f a i t h * i n * f i c t i o n: Stealing Everything But the Candles—Four Parallels to the Emergent Church for a New Philosophy for Fiction

f a i t h * i n * f i c t i o n

Tuesday, January 13, 2004

Stealing Everything But the Candles—Four Parallels to the Emergent Church for a New Philosophy for Fiction

I’m am not an emergent church insider. I have attended services, read books, visited web sites, spoken with insiders, followed the debate, checked daily blogs, and the rest, but this makes me only conversant in the issues, not fluent. These are my impressions of how a vision for new Christian fiction shares many of the same guiding principles and values as the emergent church. These are the things that have resonated with me in the poking around I’ve done. If I’m wrong in any of them, please contact me or leave a comment and let me know.

1. Reactionary – To me the emergent church movement is a two-pronged reaction. There is a reaction to societal changes and a reaction against how the modern American Christian church, particularly the “Evangelical” church, operates. The premise of the first is that society has essentially become post-modern and old notions of how to engage culture no longer work. The underpinnings of the second is that many people—postmodern or otherwise—feel quite disconnected from the modern evangelical American church both in style and content of worship and study.

I think the reaction of this journal and those calling for a change in CBA fiction are fundamentally closer to the second-prong discussed above. Twenty-five years of establishing the genre has institutionalized habit and predictability that we are now trying either to undermine or overcome. Socially, I think we need to be aware that even well-written, genre-busting Christian fiction may still be looked at askance by a postmodern culture. And so rather than ignore this facet of change, we need to remain cognizant that our greatest chance of staying relevant to culture is to lay the foundation for postmodern Christian fiction. We’ll look at what that might mean either tomorrow or Thursday.

2. Authenticity – Not to be reductionist, but there are a number of key concepts within the emergent church that sum up the core of their beliefs. Authentic expression of faith, authentic worship, and other similar phrasings are one of these. What this means in actual practice becomes a lot hazier, but it is a phrase you will see a lot.

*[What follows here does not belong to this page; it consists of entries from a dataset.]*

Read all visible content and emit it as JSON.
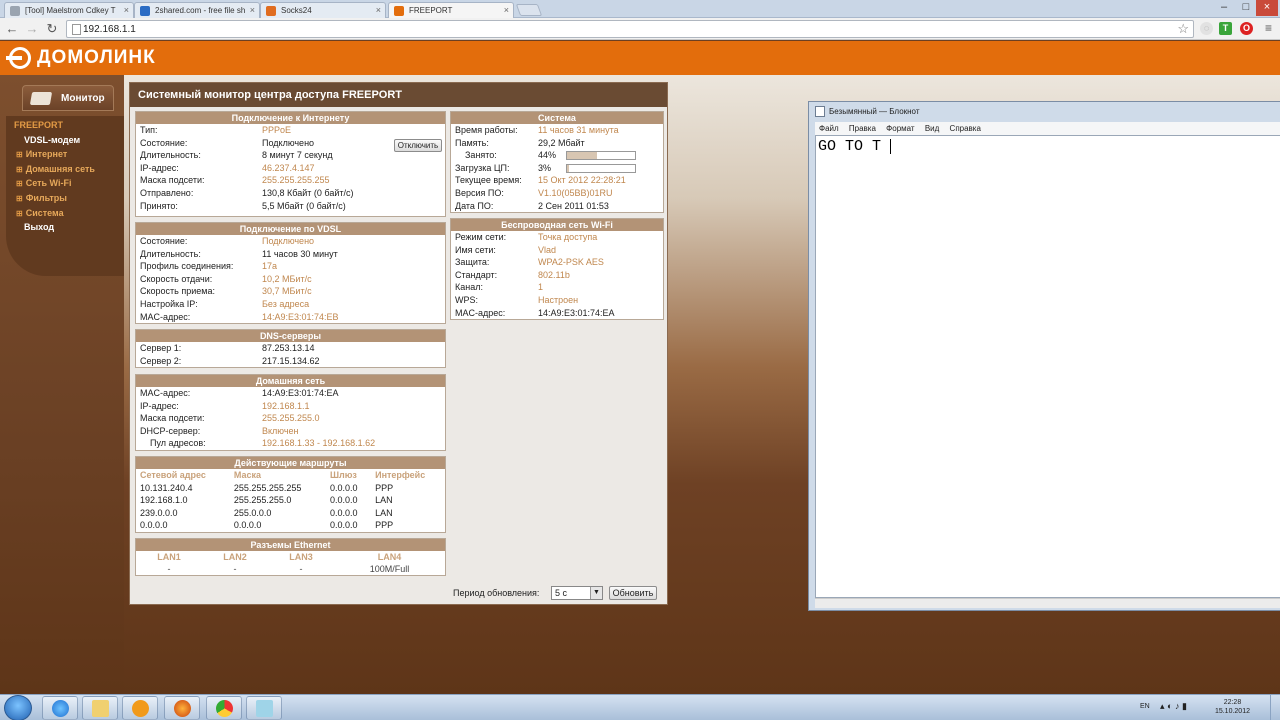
{
  "browser": {
    "tabs": [
      {
        "label": "[Tool] Maelstrom Cdkey T",
        "active": false,
        "color": "#9aa4b0"
      },
      {
        "label": "2shared.com - free file sh",
        "active": false,
        "color": "#2b6cc4"
      },
      {
        "label": "Socks24",
        "active": false,
        "color": "#e06c1f"
      },
      {
        "label": "FREEPORT",
        "active": true,
        "color": "#e36d0c"
      }
    ],
    "url": "192.168.1.1"
  },
  "brand": {
    "name": "ДОМОЛИНК",
    "accent": "#e36d0c"
  },
  "sidebar": {
    "tab_label": "Монитор",
    "items": [
      {
        "label": "FREEPORT",
        "kind": "l1"
      },
      {
        "label": "VDSL-модем",
        "kind": "l2"
      },
      {
        "label": "Интернет",
        "kind": "exp"
      },
      {
        "label": "Домашняя сеть",
        "kind": "exp"
      },
      {
        "label": "Сеть Wi-Fi",
        "kind": "exp"
      },
      {
        "label": "Фильтры",
        "kind": "exp"
      },
      {
        "label": "Система",
        "kind": "exp"
      },
      {
        "label": "Выход",
        "kind": "plain"
      }
    ]
  },
  "panel": {
    "title": "Системный монитор центра доступа FREEPORT",
    "internet": {
      "title": "Подключение к Интернету",
      "disconnect_label": "Отключить",
      "rows": [
        {
          "k": "Тип:",
          "v": "PPPoE",
          "o": true
        },
        {
          "k": "Состояние:",
          "v": "Подключено",
          "o": false
        },
        {
          "k": "Длительность:",
          "v": "8 минут 7 секунд",
          "o": false
        },
        {
          "k": "IP-адрес:",
          "v": "46.237.4.147",
          "o": true
        },
        {
          "k": "Маска подсети:",
          "v": "255.255.255.255",
          "o": true
        },
        {
          "k": "Отправлено:",
          "v": "130,8 Кбайт (0 байт/с)",
          "o": false
        },
        {
          "k": "Принято:",
          "v": "5,5 Мбайт (0 байт/с)",
          "o": false
        }
      ]
    },
    "vdsl": {
      "title": "Подключение по VDSL",
      "rows": [
        {
          "k": "Состояние:",
          "v": "Подключено",
          "o": true
        },
        {
          "k": "Длительность:",
          "v": "11 часов 30 минут",
          "o": false
        },
        {
          "k": "Профиль соединения:",
          "v": "17a",
          "o": true
        },
        {
          "k": "Скорость отдачи:",
          "v": "10,2 МБит/с",
          "o": true
        },
        {
          "k": "Скорость приема:",
          "v": "30,7 МБит/с",
          "o": true
        },
        {
          "k": "Настройка IP:",
          "v": "Без адреса",
          "o": true
        },
        {
          "k": "MAC-адрес:",
          "v": "14:A9:E3:01:74:EB",
          "o": true
        }
      ]
    },
    "dns": {
      "title": "DNS-серверы",
      "rows": [
        {
          "k": "Сервер 1:",
          "v": "87.253.13.14",
          "o": false
        },
        {
          "k": "Сервер 2:",
          "v": "217.15.134.62",
          "o": false
        }
      ]
    },
    "home": {
      "title": "Домашняя сеть",
      "rows": [
        {
          "k": "MAC-адрес:",
          "v": "14:A9:E3:01:74:EA",
          "o": false
        },
        {
          "k": "IP-адрес:",
          "v": "192.168.1.1",
          "o": true
        },
        {
          "k": "Маска подсети:",
          "v": "255.255.255.0",
          "o": true
        },
        {
          "k": "DHCP-сервер:",
          "v": "Включен",
          "o": true
        },
        {
          "k": "Пул адресов:",
          "v": "192.168.1.33 - 192.168.1.62",
          "o": true,
          "ind": true
        }
      ]
    },
    "routes": {
      "title": "Действующие маршруты",
      "headers": [
        "Сетевой адрес",
        "Маска",
        "Шлюз",
        "Интерфейс"
      ],
      "rows": [
        [
          "10.131.240.4",
          "255.255.255.255",
          "0.0.0.0",
          "PPP"
        ],
        [
          "192.168.1.0",
          "255.255.255.0",
          "0.0.0.0",
          "LAN"
        ],
        [
          "239.0.0.0",
          "255.0.0.0",
          "0.0.0.0",
          "LAN"
        ],
        [
          "0.0.0.0",
          "0.0.0.0",
          "0.0.0.0",
          "PPP"
        ]
      ]
    },
    "ethernet": {
      "title": "Разъемы Ethernet",
      "headers": [
        "LAN1",
        "LAN2",
        "LAN3",
        "LAN4"
      ],
      "values": [
        "-",
        "-",
        "-",
        "100M/Full"
      ]
    },
    "system": {
      "title": "Система",
      "rows": [
        {
          "k": "Время работы:",
          "v": "11 часов 31 минута",
          "o": true
        },
        {
          "k": "Память:",
          "v": "29,2 Мбайт",
          "o": false
        },
        {
          "k": "Занято:",
          "v": "44%",
          "o": false,
          "ind": true,
          "bar": 0.44
        },
        {
          "k": "Загрузка ЦП:",
          "v": "3%",
          "o": false,
          "bar": 0.03
        },
        {
          "k": "Текущее время:",
          "v": "15 Окт 2012 22:28:21",
          "o": true
        },
        {
          "k": "Версия ПО:",
          "v": "V1.10(05BB)01RU",
          "o": true
        },
        {
          "k": "Дата ПО:",
          "v": "2 Сен 2011 01:53",
          "o": false
        }
      ]
    },
    "wifi": {
      "title": "Беспроводная сеть Wi-Fi",
      "rows": [
        {
          "k": "Режим сети:",
          "v": "Точка доступа",
          "o": true
        },
        {
          "k": "Имя сети:",
          "v": "Vlad",
          "o": true
        },
        {
          "k": "Защита:",
          "v": "WPA2-PSK AES",
          "o": true
        },
        {
          "k": "Стандарт:",
          "v": "802.11b",
          "o": true
        },
        {
          "k": "Канал:",
          "v": "1",
          "o": true
        },
        {
          "k": "WPS:",
          "v": "Настроен",
          "o": true
        },
        {
          "k": "MAC-адрес:",
          "v": "14:A9:E3:01:74:EA",
          "o": false
        }
      ]
    },
    "refresh": {
      "label": "Период обновления:",
      "value": "5 с",
      "button": "Обновить"
    }
  },
  "notepad": {
    "title": "Безымянный — Блокнот",
    "menu": [
      "Файл",
      "Правка",
      "Формат",
      "Вид",
      "Справка"
    ],
    "text": "GO TO T"
  },
  "taskbar": {
    "lang": "EN",
    "time": "22:28",
    "date": "15.10.2012"
  }
}
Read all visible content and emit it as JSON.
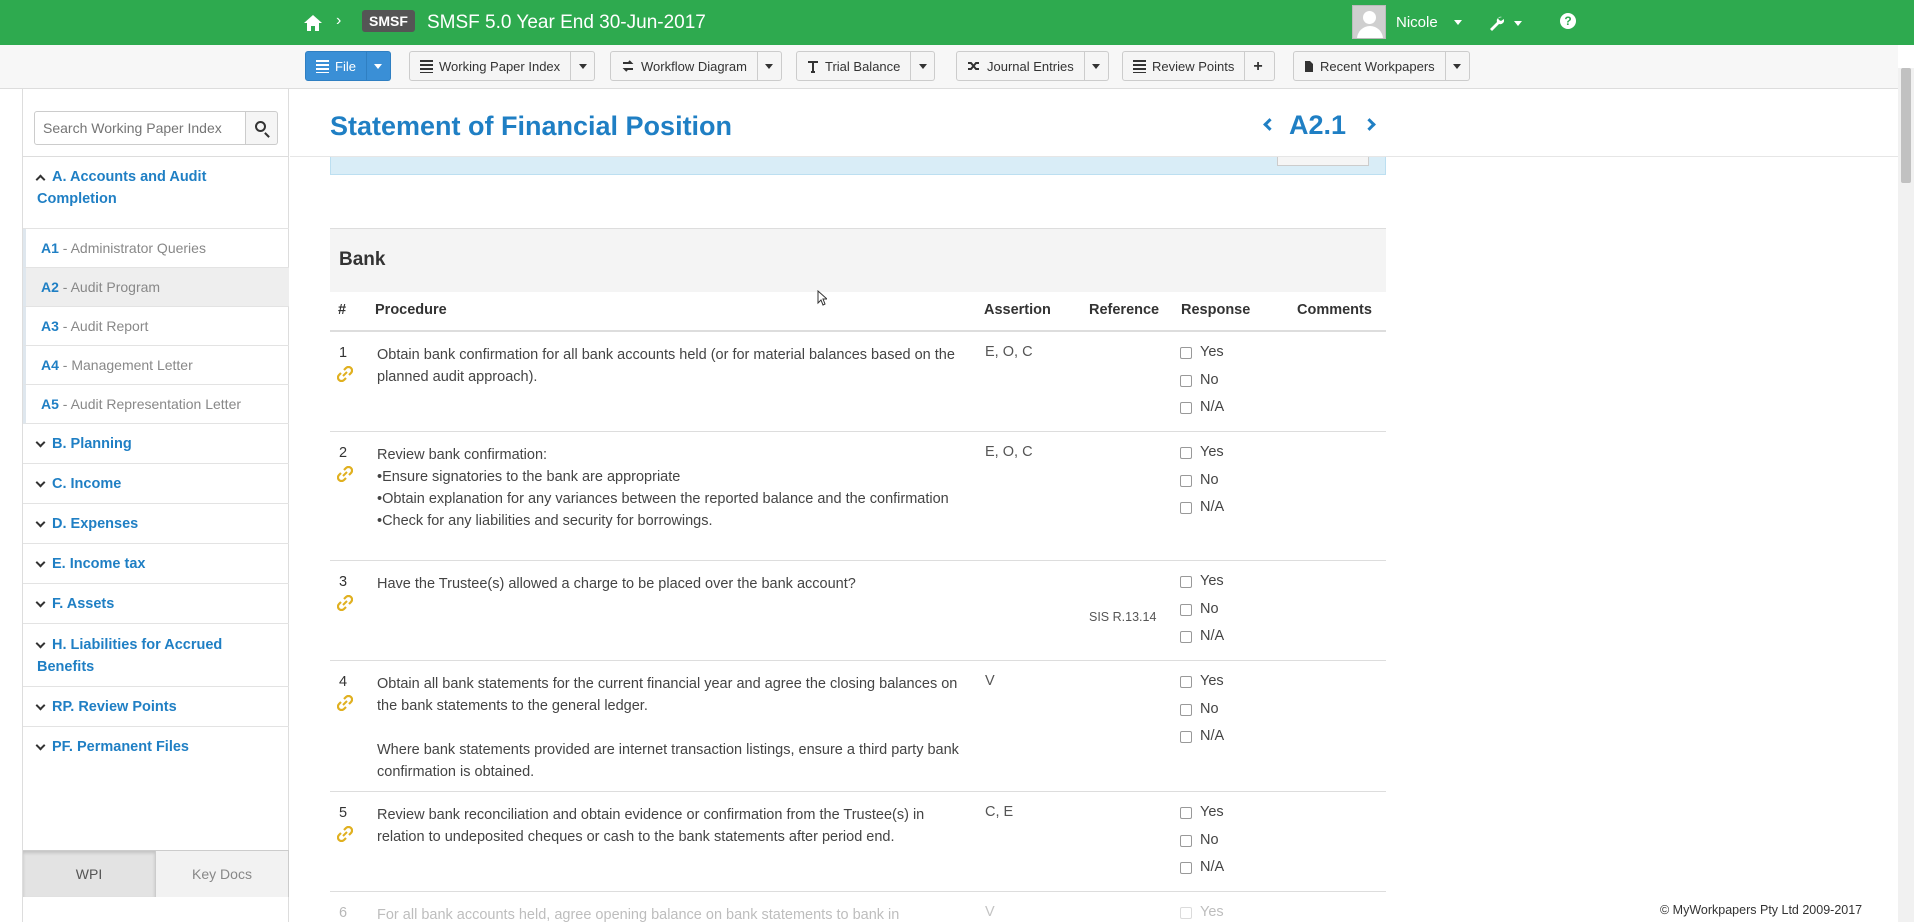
{
  "topbar": {
    "badge": "SMSF",
    "title": "SMSF 5.0  Year End 30-Jun-2017",
    "user_name": "Nicole",
    "help": "?"
  },
  "toolbar": {
    "file": "File",
    "working_paper_index": "Working Paper Index",
    "workflow_diagram": "Workflow Diagram",
    "trial_balance": "Trial Balance",
    "journal_entries": "Journal Entries",
    "review_points": "Review Points",
    "recent_workpapers": "Recent Workpapers"
  },
  "sidebar": {
    "search_placeholder": "Search Working Paper Index",
    "sections": [
      {
        "label": "A. Accounts and Audit Completion",
        "expanded": true
      },
      {
        "label": "B. Planning",
        "expanded": false
      },
      {
        "label": "C. Income",
        "expanded": false
      },
      {
        "label": "D. Expenses",
        "expanded": false
      },
      {
        "label": "E. Income tax",
        "expanded": false
      },
      {
        "label": "F. Assets",
        "expanded": false
      },
      {
        "label": "H. Liabilities for Accrued Benefits",
        "expanded": false
      },
      {
        "label": "RP. Review Points",
        "expanded": false
      },
      {
        "label": "PF. Permanent Files",
        "expanded": false
      }
    ],
    "items": [
      {
        "code": "A1",
        "label": " - Administrator Queries"
      },
      {
        "code": "A2",
        "label": " - Audit Program",
        "active": true
      },
      {
        "code": "A3",
        "label": " - Audit Report"
      },
      {
        "code": "A4",
        "label": " - Management Letter"
      },
      {
        "code": "A5",
        "label": " - Audit Representation Letter"
      }
    ],
    "tabs": [
      "WPI",
      "Key Docs"
    ]
  },
  "main": {
    "title": "Statement of Financial Position",
    "code": "A2.1",
    "section_title": "Bank",
    "columns": [
      "#",
      "Procedure",
      "Assertion",
      "Reference",
      "Response",
      "Comments"
    ],
    "response_options": [
      "Yes",
      "No",
      "N/A"
    ],
    "rows": [
      {
        "num": "1",
        "procedure": [
          "Obtain bank confirmation for all bank accounts held (or for material balances based on the planned audit approach)."
        ],
        "assertion": "E, O, C",
        "reference": ""
      },
      {
        "num": "2",
        "procedure": [
          "Review bank confirmation:",
          "•Ensure signatories to the bank are appropriate",
          "•Obtain explanation for any variances between the reported balance and the confirmation",
          "•Check for any liabilities and security for borrowings."
        ],
        "assertion": "E, O, C",
        "reference": ""
      },
      {
        "num": "3",
        "procedure": [
          "Have the Trustee(s) allowed a charge to be placed over the bank account?"
        ],
        "assertion": "",
        "reference": "SIS R.13.14"
      },
      {
        "num": "4",
        "procedure": [
          "Obtain all bank statements for the current financial year and agree the closing balances on the bank statements to the general ledger.",
          "",
          "Where bank statements provided are internet transaction listings, ensure a third party bank confirmation is obtained."
        ],
        "assertion": "V",
        "reference": ""
      },
      {
        "num": "5",
        "procedure": [
          "Review bank reconciliation and obtain evidence or confirmation from the Trustee(s) in relation to undeposited cheques or cash to the bank statements after period end."
        ],
        "assertion": "C, E",
        "reference": ""
      },
      {
        "num": "6",
        "procedure": [
          "For all bank accounts held, agree opening balance on bank statements to bank in"
        ],
        "assertion": "V",
        "reference": ""
      }
    ]
  },
  "footer": "© MyWorkpapers Pty Ltd 2009-2017",
  "colors": {
    "green": "#2eaa4f",
    "blue": "#1f7fc4",
    "link_icon": "#e0b020"
  }
}
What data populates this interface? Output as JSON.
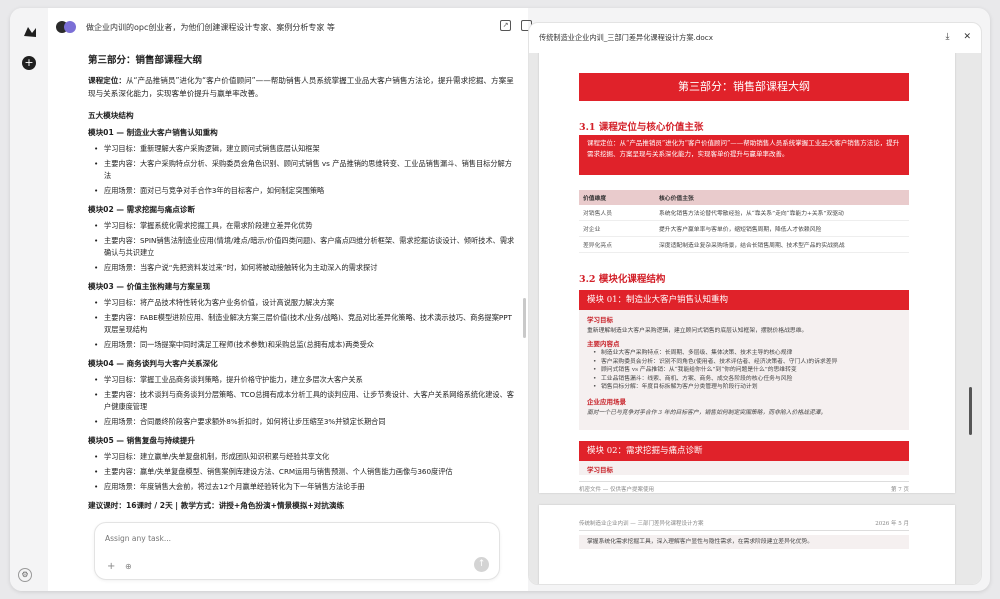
{
  "chat": {
    "title": "做企业内训的opc创业者，为他们创建课程设计专家、案例分析专家 等",
    "section_title": "第三部分：销售部课程大纲",
    "positioning_label": "课程定位：",
    "positioning_text": "从“产品推销员”进化为“客户价值顾问”——帮助销售人员系统掌握工业品大客户销售方法论，提升需求挖掘、方案呈现与关系深化能力，实现客单价提升与赢单率改善。",
    "structure_title": "五大模块结构",
    "modules": [
      {
        "title": "模块01 — 制造业大客户销售认知重构",
        "items": [
          "学习目标：重新理解大客户采购逻辑，建立顾问式销售底层认知框架",
          "主要内容：大客户采购特点分析、采购委员会角色识别、顾问式销售 vs 产品推销的思维转变、工业品销售漏斗、销售目标分解方法",
          "应用场景：面对已与竞争对手合作3年的目标客户，如何制定突围策略"
        ]
      },
      {
        "title": "模块02 — 需求挖掘与痛点诊断",
        "items": [
          "学习目标：掌握系统化需求挖掘工具，在需求阶段建立差异化优势",
          "主要内容：SPIN销售法制造业应用(情境/难点/暗示/价值四类问题)、客户痛点四维分析框架、需求挖掘访谈设计、倾听技术、需求确认与共识建立",
          "应用场景：当客户说“先把资料发过来”时，如何将被动接触转化为主动深入的需求探讨"
        ]
      },
      {
        "title": "模块03 — 价值主张构建与方案呈现",
        "items": [
          "学习目标：将产品技术特性转化为客户业务价值，设计高说服力解决方案",
          "主要内容：FABE模型进阶应用、制造业解决方案三层价值(技术/业务/战略)、竞品对比差异化策略、技术演示技巧、商务提案PPT双层呈现结构",
          "应用场景：同一场提案中同时满足工程师(技术参数)和采购总监(总拥有成本)两类受众"
        ]
      },
      {
        "title": "模块04 — 商务谈判与大客户关系深化",
        "items": [
          "学习目标：掌握工业品商务谈判策略，提升价格守护能力，建立多层次大客户关系",
          "主要内容：技术谈判与商务谈判分层策略、TCO总拥有成本分析工具的谈判应用、让步节奏设计、大客户关系网络系统化建设、客户健康度管理",
          "应用场景：合同最终阶段客户要求额外8%折扣时，如何将让步压缩至3%并锁定长期合同"
        ]
      },
      {
        "title": "模块05 — 销售复盘与持续提升",
        "items": [
          "学习目标：建立赢单/失单复盘机制，形成团队知识积累与经验共享文化",
          "主要内容：赢单/失单复盘模型、销售案例库建设方法、CRM运用与销售预测、个人销售能力画像与360度评估",
          "应用场景：年度销售大会前，将过去12个月赢单经验转化为下一年销售方法论手册"
        ]
      }
    ],
    "hours": "建议课时：16课时 / 2天 | 教学方式：讲授+角色扮演+情景模拟+对抗演练"
  },
  "composer": {
    "placeholder": "Assign any task..."
  },
  "viewer": {
    "filename": "传统制造业企业内训_三部门差异化课程设计方案.docx",
    "section_banner": "第三部分：销售部课程大纲",
    "h31": "3.1 课程定位与核心价值主张",
    "positioning": "课程定位：从“产品推销员”进化为“客户价值顾问”——帮助销售人员系统掌握工业品大客户销售方法论，提升需求挖掘、方案呈现与关系深化能力，实现客单价提升与赢单率改善。",
    "table_headers": [
      "价值维度",
      "核心价值主张"
    ],
    "table_rows": [
      [
        "对销售人员",
        "系统化销售方法论替代零散经验，从“靠关系”走向“靠能力+关系”双驱动"
      ],
      [
        "对企业",
        "提升大客户赢单率与客单价，缩短销售周期，降低人才依赖风险"
      ],
      [
        "差异化亮点",
        "深度适配制造业复杂采购场景，结合长销售周期、技术型产品的实战挑战"
      ]
    ],
    "h32": "3.2 模块化课程结构",
    "module1_banner": "模块 01：制造业大客户销售认知重构",
    "learn_label": "学习目标",
    "learn_text": "重新理解制造业大客户采购逻辑，建立顾问式销售的底层认知框架，摆脱价格战思维。",
    "content_label": "主要内容点",
    "content_items": [
      "制造业大客户采购特点：长周期、多层级、集体决策、技术主导的核心规律",
      "客户采购委员会分析：识别不同角色(使用者、技术评估者、经济决策者、守门人)的诉求差异",
      "顾问式销售 vs 产品推销：从“我能给你什么”到“你的问题是什么”的思维转变",
      "工业品销售漏斗：线索、商机、方案、商务、成交各阶段的核心任务与风险",
      "销售目标分解：年度目标拆解为客户分类管理与阶段行动计划"
    ],
    "scene_label": "企业应用场景",
    "scene_text": "面对一个已与竞争对手合作 3 年的目标客户，销售如何制定突围策略，而非陷入价格战泥潭。",
    "module2_banner": "模块 02：需求挖掘与痛点诊断",
    "learn2_label": "学习目标",
    "footer_left": "机密文件 — 仅供客户提案使用",
    "footer_right": "第 7 页",
    "p2_header_left": "传统制造业企业内训 — 三部门差异化课程设计方案",
    "p2_header_right": "2026 年 5 月",
    "p2_bar": "掌握系统化需求挖掘工具，深入理解客户显性与隐性需求，在需求阶段建立差异化优势。"
  }
}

In Christian fiction, the call you hear is for “realistic fiction.” There’s a desire for an honest portrayal not only of society but of faith. I will note right here that discussions like this become worrisome because the implication is that modern evangelical churches AREN’T concerned with authentic worship and that CBA fiction is wholly unrealistic. These are broad charges and tend raise the ire of those being criticized. In the end, this is the kind of thing at the heart of the philosophical split that takes place in #1 above. Right or wrong, I feel CBA fiction is too unrealistic and hope to help change that.

3. Missional – This is a bit harder to describe, but as far as I understand it, this concept is one of taking or expressing the Gospel to the people in relevant ways to them rather than expecting them to convert to your established pre-ordained and acceptable understanding and expression of faith. In practice, it often becomes manifest through relational witness, through consistent involvement in the community, through the strict decision not to fall into exclusionary patterns of speech, behavior, etc.

In fiction, this fiction is linked intrinsically with “realistic” fiction. It shows a vital, joyous, raucous, flawed world—warts and all as they say—in which the themes of faith and Jesus’ teachings are expressed through the lives of the characters rather than explicitly preached. This is the book that many will claim isn’t really Christian because it doesn’t specially spell out the Gospel message.

4. Humility – I think humility in faith is a core concept of the emergent church. There are answers we don’t know, failings we can’t seem to overcome, and nobody is pretending otherwise. We learn from each other and are absolutely reliant on the perspectives of others to keep us humble. Discussion and a free exchange of ideas are implicit in the church’s focus on community—be they virtual or physical.

To me, fiction is all about questions and doubting and the struggle and search to make sense of this complex, amazing thing called faith. If I wanted an apologetics instruction I’d find one of those instead. To paraphrase Homer Simpson: “I want my beer cold…my TV loud…my homosexuals flaming…and my Christians flawed.”

Go to Day 2 of our look at the emerging church.